▶ **TASK GOAL**
Scan the material for the word "Opzioni", and copy each line where it shows up.

▶ **SOURCE DATA**
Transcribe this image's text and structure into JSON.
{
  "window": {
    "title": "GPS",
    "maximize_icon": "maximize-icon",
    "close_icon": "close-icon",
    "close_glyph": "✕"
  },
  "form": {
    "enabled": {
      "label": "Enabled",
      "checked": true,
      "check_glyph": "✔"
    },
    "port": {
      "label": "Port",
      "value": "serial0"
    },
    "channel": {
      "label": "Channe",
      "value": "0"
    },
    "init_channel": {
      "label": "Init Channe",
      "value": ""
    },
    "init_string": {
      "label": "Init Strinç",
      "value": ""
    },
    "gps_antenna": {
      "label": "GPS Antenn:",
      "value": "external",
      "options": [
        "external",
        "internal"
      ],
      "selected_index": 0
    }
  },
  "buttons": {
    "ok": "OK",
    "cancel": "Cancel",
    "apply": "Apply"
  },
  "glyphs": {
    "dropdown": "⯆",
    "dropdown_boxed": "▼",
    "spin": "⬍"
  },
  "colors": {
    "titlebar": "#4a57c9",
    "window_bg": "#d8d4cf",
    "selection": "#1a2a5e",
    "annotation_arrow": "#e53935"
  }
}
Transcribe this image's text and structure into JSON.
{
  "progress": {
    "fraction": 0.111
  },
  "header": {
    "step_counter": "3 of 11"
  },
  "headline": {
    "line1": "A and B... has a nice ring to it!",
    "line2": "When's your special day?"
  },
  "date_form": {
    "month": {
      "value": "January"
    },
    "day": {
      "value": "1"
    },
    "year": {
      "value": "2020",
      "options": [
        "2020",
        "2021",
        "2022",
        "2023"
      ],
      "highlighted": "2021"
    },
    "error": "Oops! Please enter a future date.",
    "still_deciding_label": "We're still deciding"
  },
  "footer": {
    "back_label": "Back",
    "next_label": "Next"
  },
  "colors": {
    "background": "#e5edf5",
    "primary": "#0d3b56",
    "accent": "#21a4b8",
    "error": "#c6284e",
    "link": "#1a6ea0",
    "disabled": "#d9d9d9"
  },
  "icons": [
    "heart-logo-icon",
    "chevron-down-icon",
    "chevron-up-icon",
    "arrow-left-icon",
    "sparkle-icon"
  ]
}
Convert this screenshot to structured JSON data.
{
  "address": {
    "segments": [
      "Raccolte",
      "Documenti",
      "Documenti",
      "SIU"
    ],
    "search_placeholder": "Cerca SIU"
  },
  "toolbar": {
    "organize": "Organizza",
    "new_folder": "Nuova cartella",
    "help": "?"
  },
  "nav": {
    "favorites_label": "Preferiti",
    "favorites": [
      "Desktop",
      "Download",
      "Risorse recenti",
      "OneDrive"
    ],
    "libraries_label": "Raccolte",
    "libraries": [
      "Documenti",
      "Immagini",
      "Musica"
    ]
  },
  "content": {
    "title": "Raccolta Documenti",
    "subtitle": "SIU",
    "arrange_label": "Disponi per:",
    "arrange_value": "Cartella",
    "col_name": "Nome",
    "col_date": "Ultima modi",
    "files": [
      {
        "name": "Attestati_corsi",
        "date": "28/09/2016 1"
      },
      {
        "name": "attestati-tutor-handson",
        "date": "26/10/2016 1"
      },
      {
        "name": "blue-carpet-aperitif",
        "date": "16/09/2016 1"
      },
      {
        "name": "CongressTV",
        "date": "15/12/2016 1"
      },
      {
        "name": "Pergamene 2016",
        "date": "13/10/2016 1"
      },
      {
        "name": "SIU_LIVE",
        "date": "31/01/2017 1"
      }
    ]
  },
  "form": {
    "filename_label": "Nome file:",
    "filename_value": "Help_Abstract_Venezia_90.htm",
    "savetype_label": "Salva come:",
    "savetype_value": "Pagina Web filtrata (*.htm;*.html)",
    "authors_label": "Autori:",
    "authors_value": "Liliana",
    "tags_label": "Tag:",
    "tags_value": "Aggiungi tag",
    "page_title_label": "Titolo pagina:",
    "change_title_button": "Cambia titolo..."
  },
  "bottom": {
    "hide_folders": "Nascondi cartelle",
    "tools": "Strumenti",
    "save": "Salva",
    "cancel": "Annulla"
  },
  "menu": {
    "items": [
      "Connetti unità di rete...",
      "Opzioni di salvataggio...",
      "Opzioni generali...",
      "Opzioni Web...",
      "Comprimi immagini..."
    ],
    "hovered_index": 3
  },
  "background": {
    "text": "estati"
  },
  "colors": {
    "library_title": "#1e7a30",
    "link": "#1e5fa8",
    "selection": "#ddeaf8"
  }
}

▶ **OUTPUT FOR THIS EXERCISE**
      "Opzioni di salvataggio...",
      "Opzioni generali...",
      "Opzioni Web...",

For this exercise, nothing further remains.